The Global Justice Movement
Final statements from the 2001 & 2002 World Social Forum held in Porto Alegre, Brazil:
“We are women and men, farmers, workers, unemployed, professionals, students, blacks and indigenous peoples, coming from the South and from the North, committed to struggler for people’s rights, freedom, security, employment and education. We are fighting against the hegemony of finance, the destruction of our cultures, the monopolization of knowledge, mass media, and communications, the degradation of nature, and the destruction of the quality of life by multinational corporations and antidemocratic policies. Participative democratic experiences–like that of Porto Alegre–show us that a concrete alternative is possible. We reaffirm the supremacy of human, ecological and social rights over the demands of finance and investors.”
“In the face of continuing deterioration in the living conditions of people, we, social movements from all around the world, have come together in the tens of thousands at the second World Social Forum in Porto Alegre. We are here in spite of the attempts to break our solidarity. We come together again to continue our struggles against neoliberalism and war, to confirm the agreements of the last Forum and to reaffirm that another world is possible.
“We are a global solidarity movement, united in our determination to fight against the concentration of wealth, the proliferation of poverty and inequalities, and the destruction of our earth. We are living and constructing alternative systems, and using creative ways to promote them. We are building a large alliance from our struggles and resistance against a system based on sexism, racism and violence, which privileges the interests of capital and patriarchy over the needs and aspirations of people.

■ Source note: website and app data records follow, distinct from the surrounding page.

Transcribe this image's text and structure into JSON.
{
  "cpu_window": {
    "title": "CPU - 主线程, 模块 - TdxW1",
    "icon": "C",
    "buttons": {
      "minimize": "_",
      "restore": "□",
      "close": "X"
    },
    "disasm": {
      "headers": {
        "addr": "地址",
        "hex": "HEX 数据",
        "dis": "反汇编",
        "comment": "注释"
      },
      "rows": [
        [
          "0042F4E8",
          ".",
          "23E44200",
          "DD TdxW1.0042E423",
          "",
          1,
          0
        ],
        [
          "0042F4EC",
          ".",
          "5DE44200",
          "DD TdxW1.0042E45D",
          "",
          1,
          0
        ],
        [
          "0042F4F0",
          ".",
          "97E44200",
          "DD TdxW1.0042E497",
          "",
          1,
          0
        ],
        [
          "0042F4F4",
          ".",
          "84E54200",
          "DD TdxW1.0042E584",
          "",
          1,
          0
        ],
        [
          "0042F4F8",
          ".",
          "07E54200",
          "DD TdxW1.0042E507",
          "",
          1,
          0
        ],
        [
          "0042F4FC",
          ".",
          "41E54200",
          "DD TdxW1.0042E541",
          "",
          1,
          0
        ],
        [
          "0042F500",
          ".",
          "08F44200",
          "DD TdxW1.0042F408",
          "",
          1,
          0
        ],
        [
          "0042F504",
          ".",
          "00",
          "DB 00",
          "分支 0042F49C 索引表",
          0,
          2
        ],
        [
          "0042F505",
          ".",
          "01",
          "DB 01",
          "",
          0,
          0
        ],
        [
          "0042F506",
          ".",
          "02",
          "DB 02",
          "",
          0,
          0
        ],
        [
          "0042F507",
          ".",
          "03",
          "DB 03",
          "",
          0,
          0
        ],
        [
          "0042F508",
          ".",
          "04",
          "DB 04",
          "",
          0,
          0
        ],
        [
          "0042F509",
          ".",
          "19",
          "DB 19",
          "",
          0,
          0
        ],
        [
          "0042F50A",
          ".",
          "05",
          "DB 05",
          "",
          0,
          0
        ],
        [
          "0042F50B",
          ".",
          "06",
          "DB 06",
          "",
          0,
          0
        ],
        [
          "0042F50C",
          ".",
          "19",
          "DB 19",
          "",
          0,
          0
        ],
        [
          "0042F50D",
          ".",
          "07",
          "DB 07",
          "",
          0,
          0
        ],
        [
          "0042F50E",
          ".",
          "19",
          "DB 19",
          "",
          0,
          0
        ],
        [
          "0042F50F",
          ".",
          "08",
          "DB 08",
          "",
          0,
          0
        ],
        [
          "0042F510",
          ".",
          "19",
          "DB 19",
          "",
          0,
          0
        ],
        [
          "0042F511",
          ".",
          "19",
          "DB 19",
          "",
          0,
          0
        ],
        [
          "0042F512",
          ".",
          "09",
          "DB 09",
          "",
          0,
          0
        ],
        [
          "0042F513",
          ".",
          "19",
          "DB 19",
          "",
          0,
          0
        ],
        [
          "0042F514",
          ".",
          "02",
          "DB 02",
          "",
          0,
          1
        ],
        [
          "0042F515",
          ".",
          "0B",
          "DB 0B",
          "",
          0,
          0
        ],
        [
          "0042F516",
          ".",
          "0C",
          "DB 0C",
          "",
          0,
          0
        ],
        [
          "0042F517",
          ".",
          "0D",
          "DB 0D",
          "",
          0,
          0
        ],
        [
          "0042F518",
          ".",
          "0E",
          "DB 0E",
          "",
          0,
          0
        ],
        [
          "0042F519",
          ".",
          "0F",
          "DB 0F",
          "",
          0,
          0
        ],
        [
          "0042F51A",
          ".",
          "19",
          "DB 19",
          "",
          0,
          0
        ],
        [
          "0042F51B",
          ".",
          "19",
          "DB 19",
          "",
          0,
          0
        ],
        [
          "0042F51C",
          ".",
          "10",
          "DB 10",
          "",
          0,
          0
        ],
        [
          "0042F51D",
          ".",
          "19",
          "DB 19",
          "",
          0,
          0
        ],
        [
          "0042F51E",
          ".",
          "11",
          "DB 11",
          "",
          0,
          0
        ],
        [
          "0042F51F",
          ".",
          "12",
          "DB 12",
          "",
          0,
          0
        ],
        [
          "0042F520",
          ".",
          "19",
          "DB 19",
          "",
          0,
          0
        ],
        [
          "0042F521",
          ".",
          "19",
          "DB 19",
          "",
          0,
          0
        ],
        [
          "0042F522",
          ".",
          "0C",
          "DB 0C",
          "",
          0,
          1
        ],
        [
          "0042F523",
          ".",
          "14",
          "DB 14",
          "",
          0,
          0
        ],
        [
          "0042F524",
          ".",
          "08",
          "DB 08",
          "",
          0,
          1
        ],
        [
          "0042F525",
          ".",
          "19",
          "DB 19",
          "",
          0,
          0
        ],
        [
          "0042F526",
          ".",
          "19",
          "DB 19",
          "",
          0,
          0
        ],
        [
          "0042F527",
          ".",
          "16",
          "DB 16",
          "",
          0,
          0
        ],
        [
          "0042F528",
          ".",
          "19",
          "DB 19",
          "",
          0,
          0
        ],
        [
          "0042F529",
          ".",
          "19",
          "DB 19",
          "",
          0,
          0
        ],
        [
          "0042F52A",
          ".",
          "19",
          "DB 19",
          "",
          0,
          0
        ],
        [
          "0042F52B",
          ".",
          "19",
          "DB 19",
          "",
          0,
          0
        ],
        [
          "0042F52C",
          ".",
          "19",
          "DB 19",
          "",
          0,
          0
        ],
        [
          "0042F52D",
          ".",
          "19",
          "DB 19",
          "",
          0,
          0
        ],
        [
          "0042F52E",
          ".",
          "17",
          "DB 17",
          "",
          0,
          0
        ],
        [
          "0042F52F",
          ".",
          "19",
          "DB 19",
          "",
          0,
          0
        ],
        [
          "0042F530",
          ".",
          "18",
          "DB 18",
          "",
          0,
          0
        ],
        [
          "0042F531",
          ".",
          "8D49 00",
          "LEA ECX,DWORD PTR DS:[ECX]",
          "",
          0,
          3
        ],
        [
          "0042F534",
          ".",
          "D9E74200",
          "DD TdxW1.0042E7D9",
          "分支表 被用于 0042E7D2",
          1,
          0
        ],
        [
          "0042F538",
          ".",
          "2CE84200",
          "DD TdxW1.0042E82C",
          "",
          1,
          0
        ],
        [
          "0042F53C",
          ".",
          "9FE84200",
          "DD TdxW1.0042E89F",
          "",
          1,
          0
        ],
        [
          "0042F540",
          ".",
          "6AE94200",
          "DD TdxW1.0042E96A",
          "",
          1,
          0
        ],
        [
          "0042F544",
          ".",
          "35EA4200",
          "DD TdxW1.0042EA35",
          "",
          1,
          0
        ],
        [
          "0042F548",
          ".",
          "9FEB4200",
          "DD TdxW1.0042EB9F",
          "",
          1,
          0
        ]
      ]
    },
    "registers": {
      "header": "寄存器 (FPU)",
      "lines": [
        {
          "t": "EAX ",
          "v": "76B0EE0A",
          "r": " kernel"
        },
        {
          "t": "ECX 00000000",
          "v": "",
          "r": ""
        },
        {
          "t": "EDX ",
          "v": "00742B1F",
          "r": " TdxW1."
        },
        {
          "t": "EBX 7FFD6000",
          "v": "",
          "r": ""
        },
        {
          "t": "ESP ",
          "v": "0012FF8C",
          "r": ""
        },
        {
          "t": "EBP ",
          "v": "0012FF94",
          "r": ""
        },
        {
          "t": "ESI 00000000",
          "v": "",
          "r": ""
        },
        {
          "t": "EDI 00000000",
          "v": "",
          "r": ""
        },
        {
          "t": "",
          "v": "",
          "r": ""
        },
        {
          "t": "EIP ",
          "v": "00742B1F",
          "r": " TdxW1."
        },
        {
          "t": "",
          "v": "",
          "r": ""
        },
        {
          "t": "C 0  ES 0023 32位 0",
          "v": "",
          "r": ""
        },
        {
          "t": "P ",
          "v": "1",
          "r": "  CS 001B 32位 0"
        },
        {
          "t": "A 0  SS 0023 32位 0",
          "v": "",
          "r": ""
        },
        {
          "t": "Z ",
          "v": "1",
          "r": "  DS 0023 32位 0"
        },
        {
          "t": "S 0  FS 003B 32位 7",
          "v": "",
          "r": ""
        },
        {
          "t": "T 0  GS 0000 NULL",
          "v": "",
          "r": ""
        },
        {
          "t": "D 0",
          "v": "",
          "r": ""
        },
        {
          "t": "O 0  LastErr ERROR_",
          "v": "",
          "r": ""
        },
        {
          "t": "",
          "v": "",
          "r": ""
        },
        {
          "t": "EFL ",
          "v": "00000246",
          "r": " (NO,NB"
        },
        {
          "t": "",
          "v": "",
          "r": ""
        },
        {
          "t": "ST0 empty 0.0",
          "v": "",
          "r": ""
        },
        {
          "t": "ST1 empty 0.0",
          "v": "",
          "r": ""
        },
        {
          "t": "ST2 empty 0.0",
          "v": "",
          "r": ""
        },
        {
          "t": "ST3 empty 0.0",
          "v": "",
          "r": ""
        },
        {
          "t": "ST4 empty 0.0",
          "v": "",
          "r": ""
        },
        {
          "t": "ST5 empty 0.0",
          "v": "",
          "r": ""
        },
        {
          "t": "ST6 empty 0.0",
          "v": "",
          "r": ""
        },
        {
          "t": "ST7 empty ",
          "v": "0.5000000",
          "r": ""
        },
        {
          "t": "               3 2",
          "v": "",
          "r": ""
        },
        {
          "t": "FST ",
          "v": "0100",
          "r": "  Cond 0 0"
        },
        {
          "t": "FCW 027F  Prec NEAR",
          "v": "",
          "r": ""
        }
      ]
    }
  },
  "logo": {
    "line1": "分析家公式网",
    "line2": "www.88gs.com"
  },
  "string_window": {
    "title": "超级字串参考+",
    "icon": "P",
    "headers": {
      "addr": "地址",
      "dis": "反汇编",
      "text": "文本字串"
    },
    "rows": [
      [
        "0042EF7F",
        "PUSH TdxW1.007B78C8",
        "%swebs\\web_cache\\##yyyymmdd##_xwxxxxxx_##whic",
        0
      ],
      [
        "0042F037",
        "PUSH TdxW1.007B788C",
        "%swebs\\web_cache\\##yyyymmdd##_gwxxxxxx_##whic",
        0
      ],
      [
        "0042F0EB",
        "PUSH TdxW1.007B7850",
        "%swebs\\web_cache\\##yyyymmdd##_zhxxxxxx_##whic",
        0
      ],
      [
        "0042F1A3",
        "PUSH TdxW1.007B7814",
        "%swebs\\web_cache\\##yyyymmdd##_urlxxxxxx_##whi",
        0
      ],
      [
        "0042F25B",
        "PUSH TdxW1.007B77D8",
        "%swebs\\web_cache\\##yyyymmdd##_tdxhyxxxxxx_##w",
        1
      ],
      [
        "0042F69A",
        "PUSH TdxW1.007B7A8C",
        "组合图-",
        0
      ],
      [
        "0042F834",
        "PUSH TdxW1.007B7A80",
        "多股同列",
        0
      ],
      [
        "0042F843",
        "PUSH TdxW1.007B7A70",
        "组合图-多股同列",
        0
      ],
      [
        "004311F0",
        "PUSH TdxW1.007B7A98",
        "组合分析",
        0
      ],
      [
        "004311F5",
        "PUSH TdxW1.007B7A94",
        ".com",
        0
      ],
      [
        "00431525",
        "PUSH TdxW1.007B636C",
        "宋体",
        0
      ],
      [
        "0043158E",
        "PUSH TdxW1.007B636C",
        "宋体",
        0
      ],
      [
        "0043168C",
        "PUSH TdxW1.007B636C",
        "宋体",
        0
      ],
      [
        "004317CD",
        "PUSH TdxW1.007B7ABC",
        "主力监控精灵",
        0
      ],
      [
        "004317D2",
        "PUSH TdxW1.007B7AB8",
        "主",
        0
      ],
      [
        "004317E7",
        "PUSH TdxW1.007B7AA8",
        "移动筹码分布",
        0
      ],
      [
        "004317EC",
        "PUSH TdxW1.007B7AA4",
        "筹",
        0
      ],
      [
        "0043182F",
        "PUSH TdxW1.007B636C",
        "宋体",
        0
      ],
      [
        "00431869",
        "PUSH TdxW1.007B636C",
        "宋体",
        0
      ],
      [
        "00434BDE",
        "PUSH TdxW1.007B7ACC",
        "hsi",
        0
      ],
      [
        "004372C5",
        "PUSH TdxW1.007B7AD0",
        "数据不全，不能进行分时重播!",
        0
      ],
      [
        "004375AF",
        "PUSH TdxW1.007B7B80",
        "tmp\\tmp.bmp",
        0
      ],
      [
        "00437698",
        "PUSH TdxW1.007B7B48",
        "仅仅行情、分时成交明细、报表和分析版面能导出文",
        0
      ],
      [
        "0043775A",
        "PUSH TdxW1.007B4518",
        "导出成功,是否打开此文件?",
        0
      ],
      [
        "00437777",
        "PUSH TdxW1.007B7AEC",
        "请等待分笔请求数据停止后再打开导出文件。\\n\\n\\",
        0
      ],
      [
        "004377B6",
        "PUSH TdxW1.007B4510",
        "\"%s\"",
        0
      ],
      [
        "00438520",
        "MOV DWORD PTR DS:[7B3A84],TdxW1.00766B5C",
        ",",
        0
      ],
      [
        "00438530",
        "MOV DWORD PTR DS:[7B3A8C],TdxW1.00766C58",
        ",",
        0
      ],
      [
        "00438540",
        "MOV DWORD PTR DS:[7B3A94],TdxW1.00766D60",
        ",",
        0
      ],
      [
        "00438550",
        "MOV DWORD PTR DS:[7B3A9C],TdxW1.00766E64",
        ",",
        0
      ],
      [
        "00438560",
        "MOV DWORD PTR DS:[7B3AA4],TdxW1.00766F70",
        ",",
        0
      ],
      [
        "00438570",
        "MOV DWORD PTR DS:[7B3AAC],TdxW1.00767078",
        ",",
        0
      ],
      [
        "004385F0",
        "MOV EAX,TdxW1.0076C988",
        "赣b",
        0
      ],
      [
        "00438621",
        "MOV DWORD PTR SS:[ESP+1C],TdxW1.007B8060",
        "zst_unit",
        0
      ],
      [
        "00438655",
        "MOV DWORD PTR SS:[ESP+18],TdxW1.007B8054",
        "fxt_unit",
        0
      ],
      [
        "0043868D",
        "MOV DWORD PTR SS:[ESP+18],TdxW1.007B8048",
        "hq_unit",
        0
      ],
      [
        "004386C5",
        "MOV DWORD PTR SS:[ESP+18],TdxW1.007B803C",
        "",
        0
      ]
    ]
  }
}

“The system produces a daily drama of women, children, and the elderly dying because of hunger, lack of health care and preventable diseases. Families are forced to leave their homes because of wars, the impact of ‘big development,’ landlessness and environmental disasters, unemployment, attacks on public services and the destruction of social solidarity. Both in the South and in the North, vibrant struggles and resistance to uphold the dignity of life are flourishing.”